▶ _Listed entries_

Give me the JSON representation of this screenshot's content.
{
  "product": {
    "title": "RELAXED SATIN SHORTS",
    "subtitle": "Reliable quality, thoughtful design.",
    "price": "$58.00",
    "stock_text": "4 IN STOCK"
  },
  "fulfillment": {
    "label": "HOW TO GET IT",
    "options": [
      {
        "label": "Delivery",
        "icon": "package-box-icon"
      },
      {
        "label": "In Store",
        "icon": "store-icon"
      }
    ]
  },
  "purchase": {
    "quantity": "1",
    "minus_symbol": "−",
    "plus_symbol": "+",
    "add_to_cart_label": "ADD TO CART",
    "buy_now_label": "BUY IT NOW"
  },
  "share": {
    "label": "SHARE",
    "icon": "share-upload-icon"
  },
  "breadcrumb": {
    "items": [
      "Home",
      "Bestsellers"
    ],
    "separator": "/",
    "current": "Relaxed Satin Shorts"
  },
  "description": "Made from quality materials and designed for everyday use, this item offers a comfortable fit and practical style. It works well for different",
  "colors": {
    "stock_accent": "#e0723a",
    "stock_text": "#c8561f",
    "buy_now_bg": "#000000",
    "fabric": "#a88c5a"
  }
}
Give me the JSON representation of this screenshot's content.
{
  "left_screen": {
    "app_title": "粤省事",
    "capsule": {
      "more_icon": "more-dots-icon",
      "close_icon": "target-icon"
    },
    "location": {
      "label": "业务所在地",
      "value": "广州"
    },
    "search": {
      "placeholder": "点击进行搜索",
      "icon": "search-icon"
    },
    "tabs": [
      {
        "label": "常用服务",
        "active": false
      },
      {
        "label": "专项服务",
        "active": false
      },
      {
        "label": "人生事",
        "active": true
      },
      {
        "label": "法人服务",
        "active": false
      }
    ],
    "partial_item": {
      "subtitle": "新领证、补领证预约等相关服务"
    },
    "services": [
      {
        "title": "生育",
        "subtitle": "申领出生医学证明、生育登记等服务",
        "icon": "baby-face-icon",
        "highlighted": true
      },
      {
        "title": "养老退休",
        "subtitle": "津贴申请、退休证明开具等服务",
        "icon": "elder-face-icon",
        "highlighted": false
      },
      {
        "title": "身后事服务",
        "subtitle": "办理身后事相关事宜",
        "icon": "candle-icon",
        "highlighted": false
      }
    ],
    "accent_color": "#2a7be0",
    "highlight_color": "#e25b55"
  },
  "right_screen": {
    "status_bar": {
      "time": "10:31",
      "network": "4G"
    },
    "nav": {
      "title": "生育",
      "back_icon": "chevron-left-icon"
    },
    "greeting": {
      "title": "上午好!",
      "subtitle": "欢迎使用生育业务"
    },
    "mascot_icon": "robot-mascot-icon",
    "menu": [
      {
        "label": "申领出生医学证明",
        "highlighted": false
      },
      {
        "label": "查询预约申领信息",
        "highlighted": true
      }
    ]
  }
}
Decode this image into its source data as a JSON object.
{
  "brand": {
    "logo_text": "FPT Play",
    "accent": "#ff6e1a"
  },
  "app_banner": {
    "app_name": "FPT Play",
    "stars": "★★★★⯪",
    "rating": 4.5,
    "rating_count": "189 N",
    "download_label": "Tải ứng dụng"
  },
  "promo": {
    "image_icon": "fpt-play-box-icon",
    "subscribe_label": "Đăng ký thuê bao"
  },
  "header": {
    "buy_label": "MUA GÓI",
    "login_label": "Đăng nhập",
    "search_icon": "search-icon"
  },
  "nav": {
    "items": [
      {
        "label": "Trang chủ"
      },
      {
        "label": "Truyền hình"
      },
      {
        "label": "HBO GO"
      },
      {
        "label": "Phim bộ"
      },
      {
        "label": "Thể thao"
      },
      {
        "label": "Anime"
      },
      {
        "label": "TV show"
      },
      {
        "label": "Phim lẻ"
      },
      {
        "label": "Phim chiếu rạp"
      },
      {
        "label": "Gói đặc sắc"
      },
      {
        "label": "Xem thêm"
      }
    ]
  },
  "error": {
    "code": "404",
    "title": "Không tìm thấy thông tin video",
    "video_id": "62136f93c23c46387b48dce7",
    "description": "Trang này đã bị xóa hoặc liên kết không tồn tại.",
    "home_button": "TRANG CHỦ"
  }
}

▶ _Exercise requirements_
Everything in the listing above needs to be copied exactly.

▶ _Response to the task_
Give me the JSON representation of this screenshot's content.
{
  "product": {
    "title": "RELAXED SATIN SHORTS",
    "subtitle": "Reliable quality, thoughtful design.",
    "price": "$58.00",
    "stock_text": "4 IN STOCK"
  },
  "fulfillment": {
    "label": "HOW TO GET IT",
    "options": [
      {
        "label": "Delivery",
        "icon": "package-box-icon"
      },
      {
        "label": "In Store",
        "icon": "store-icon"
      }
    ]
  },
  "purchase": {
    "quantity": "1",
    "minus_symbol": "−",
    "plus_symbol": "+",
    "add_to_cart_label": "ADD TO CART",
    "buy_now_label": "BUY IT NOW"
  },
  "share": {
    "label": "SHARE",
    "icon": "share-upload-icon"
  },
  "breadcrumb": {
    "items": [
      "Home",
      "Bestsellers"
    ],
    "separator": "/",
    "current": "Relaxed Satin Shorts"
  },
  "description": "Made from quality materials and designed for everyday use, this item offers a comfortable fit and practical style. It works well for different",
  "colors": {
    "stock_accent": "#e0723a",
    "stock_text": "#c8561f",
    "buy_now_bg": "#000000",
    "fabric": "#a88c5a"
  }
}
Give me the JSON representation of this screenshot's content.
{
  "left_screen": {
    "app_title": "粤省事",
    "capsule": {
      "more_icon": "more-dots-icon",
      "close_icon": "target-icon"
    },
    "location": {
      "label": "业务所在地",
      "value": "广州"
    },
    "search": {
      "placeholder": "点击进行搜索",
      "icon": "search-icon"
    },
    "tabs": [
      {
        "label": "常用服务",
        "active": false
      },
      {
        "label": "专项服务",
        "active": false
      },
      {
        "label": "人生事",
        "active": true
      },
      {
        "label": "法人服务",
        "active": false
      }
    ],
    "partial_item": {
      "subtitle": "新领证、补领证预约等相关服务"
    },
    "services": [
      {
        "title": "生育",
        "subtitle": "申领出生医学证明、生育登记等服务",
        "icon": "baby-face-icon",
        "highlighted": true
      },
      {
        "title": "养老退休",
        "subtitle": "津贴申请、退休证明开具等服务",
        "icon": "elder-face-icon",
        "highlighted": false
      },
      {
        "title": "身后事服务",
        "subtitle": "办理身后事相关事宜",
        "icon": "candle-icon",
        "highlighted": false
      }
    ],
    "accent_color": "#2a7be0",
    "highlight_color": "#e25b55"
  },
  "right_screen": {
    "status_bar": {
      "time": "10:31",
      "network": "4G"
    },
    "nav": {
      "title": "生育",
      "back_icon": "chevron-left-icon"
    },
    "greeting": {
      "title": "上午好!",
      "subtitle": "欢迎使用生育业务"
    },
    "mascot_icon": "robot-mascot-icon",
    "menu": [
      {
        "label": "申领出生医学证明",
        "highlighted": false
      },
      {
        "label": "查询预约申领信息",
        "highlighted": true
      }
    ]
  }
}
Decode this image into its source data as a JSON object.
{
  "brand": {
    "logo_text": "FPT Play",
    "accent": "#ff6e1a"
  },
  "app_banner": {
    "app_name": "FPT Play",
    "stars": "★★★★⯪",
    "rating": 4.5,
    "rating_count": "189 N",
    "download_label": "Tải ứng dụng"
  },
  "promo": {
    "image_icon": "fpt-play-box-icon",
    "subscribe_label": "Đăng ký thuê bao"
  },
  "header": {
    "buy_label": "MUA GÓI",
    "login_label": "Đăng nhập",
    "search_icon": "search-icon"
  },
  "nav": {
    "items": [
      {
        "label": "Trang chủ"
      },
      {
        "label": "Truyền hình"
      },
      {
        "label": "HBO GO"
      },
      {
        "label": "Phim bộ"
      },
      {
        "label": "Thể thao"
      },
      {
        "label": "Anime"
      },
      {
        "label": "TV show"
      },
      {
        "label": "Phim lẻ"
      },
      {
        "label": "Phim chiếu rạp"
      },
      {
        "label": "Gói đặc sắc"
      },
      {
        "label": "Xem thêm"
      }
    ]
  },
  "error": {
    "code": "404",
    "title": "Không tìm thấy thông tin video",
    "video_id": "62136f93c23c46387b48dce7",
    "description": "Trang này đã bị xóa hoặc liên kết không tồn tại.",
    "home_button": "TRANG CHỦ"
  }
}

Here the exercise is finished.